*04:17* [Pub][ePrint]
Does Counting Still Count? Revisiting the Security of Counting based User Authentication Protocols against Statistical Attacks, by Hassan Jameel Asghar and Shujun Li and Ron Steinfeld and Josef Pierpz

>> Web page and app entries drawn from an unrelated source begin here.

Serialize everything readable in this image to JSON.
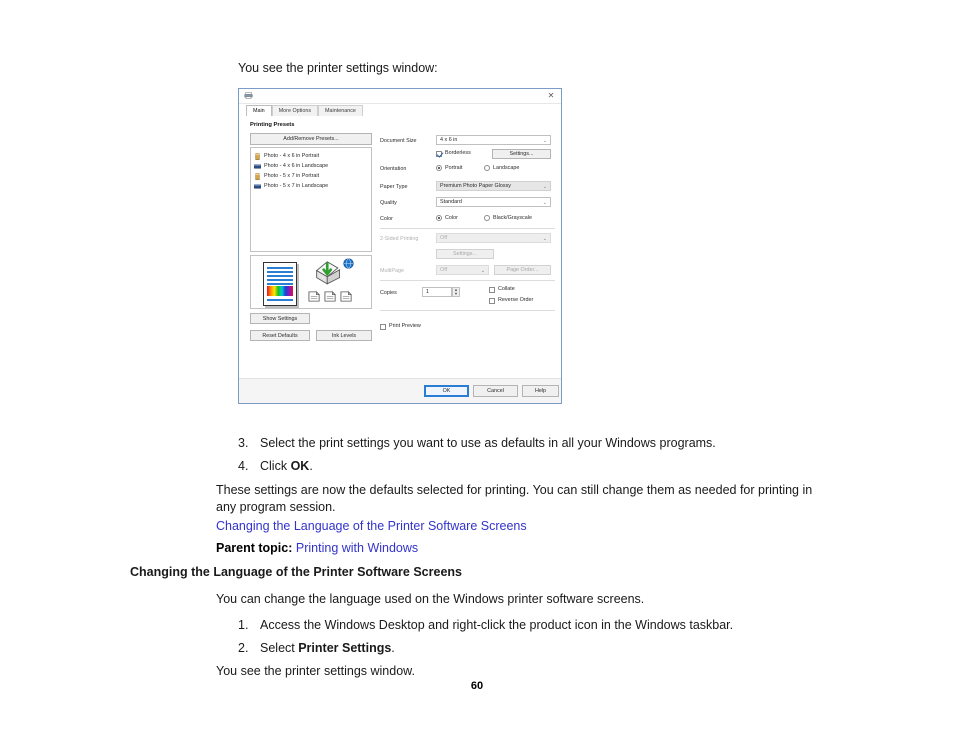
{
  "document": {
    "intro_line": "You see the printer settings window:",
    "steps": [
      {
        "num": "3.",
        "text": "Select the print settings you want to use as defaults in all your Windows programs."
      },
      {
        "num": "4.",
        "text_before": "Click ",
        "bold": "OK",
        "text_after": "."
      }
    ],
    "paragraph": "These settings are now the defaults selected for printing. You can still change them as needed for printing in any program session.",
    "link_1": "Changing the Language of the Printer Software Screens",
    "parent_label": "Parent topic:",
    "parent_link": "Printing with Windows",
    "section_heading": "Changing the Language of the Printer Software Screens",
    "section_intro": "You can change the language used on the Windows printer software screens.",
    "steps_2": [
      {
        "num": "1.",
        "text": "Access the Windows Desktop and right-click the product icon in the Windows taskbar."
      },
      {
        "num": "2.",
        "text_before": "Select ",
        "bold": "Printer Settings",
        "text_after": "."
      }
    ],
    "closing_line": "You see the printer settings window.",
    "page_number": "60",
    "link_color": "#3333cc"
  },
  "dialog": {
    "close_label": "✕",
    "tabs": [
      {
        "label": "Main",
        "active": true
      },
      {
        "label": "More Options",
        "active": false
      },
      {
        "label": "Maintenance",
        "active": false
      }
    ],
    "presets": {
      "heading": "Printing Presets",
      "add_remove_button": "Add/Remove Presets...",
      "items": [
        {
          "label": "Photo - 4 x 6 in Portrait",
          "orientation": "portrait"
        },
        {
          "label": "Photo - 4 x 6 in Landscape",
          "orientation": "landscape"
        },
        {
          "label": "Photo - 5 x 7 in Portrait",
          "orientation": "portrait"
        },
        {
          "label": "Photo - 5 x 7 in Landscape",
          "orientation": "landscape"
        }
      ]
    },
    "left_buttons": {
      "show_settings": "Show Settings",
      "reset_defaults": "Reset Defaults",
      "ink_levels": "Ink Levels"
    },
    "settings": {
      "document_size_label": "Document Size",
      "document_size_value": "4 x 6 in",
      "borderless_label": "Borderless",
      "borderless_checked": true,
      "borderless_settings_button": "Settings...",
      "orientation_label": "Orientation",
      "orientation_portrait": "Portrait",
      "orientation_landscape": "Landscape",
      "orientation_value": "Portrait",
      "paper_type_label": "Paper Type",
      "paper_type_value": "Premium Photo Paper Glossy",
      "quality_label": "Quality",
      "quality_value": "Standard",
      "color_label": "Color",
      "color_option_color": "Color",
      "color_option_gray": "Black/Grayscale",
      "color_value": "Color",
      "two_sided_label": "2-Sided Printing",
      "two_sided_value": "Off",
      "two_sided_settings_button": "Settings...",
      "multipage_label": "MultiPage",
      "multipage_value": "Off",
      "page_order_button": "Page Order...",
      "copies_label": "Copies",
      "copies_value": "1",
      "collate_label": "Collate",
      "collate_checked": false,
      "reverse_order_label": "Reverse Order",
      "reverse_order_checked": false,
      "print_preview_label": "Print Preview",
      "print_preview_checked": false
    },
    "footer_buttons": {
      "ok": "OK",
      "cancel": "Cancel",
      "help": "Help"
    }
  }
}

At NDSS 2012, Yan et al. analyzed the security of several challenge-response type user authentication protocols against passive observers, and proposed a generic counting based statistical attack to recover the secret of some counting based protocols given a number of observed authentication sessions. Roughly speaking, the attack is based on the fact that secret (pass) objects appear in challenges with a different probability from non-secret (decoy) objects when the responses are taken into account. Although they mentioned that a protocol susceptible to this attack should minimize this difference, they did not give details as to how this can be achieved barring a few suggestions. In this paper, we attempt to fill this gap by generalizing the attack with a much more comprehensive theoretical analysis. Our treatment is more quantitative which enables us to describe a method to theoretically estimate a lower bound on the number of sessions a protocol can be safely used against the attack. Our results include 1) two proposed fixes to make counting protocols practically safe against the attack at the cost of usability, 2) the observation that the attack can be used on non-counting based protocols too as long as challenge generation is contrived, 3) and two main design principles for user authentication protocols which can be considered as extensions of the principles from Yan et al. This detailed theoretical treatment can be used as a guideline during the design of counting based protocols to determine their susceptibility to this attack. The Foxtail protocol, one of the protocols analyzed by Yan et al., is used as a representative to illustrate our theoretical and experimental results.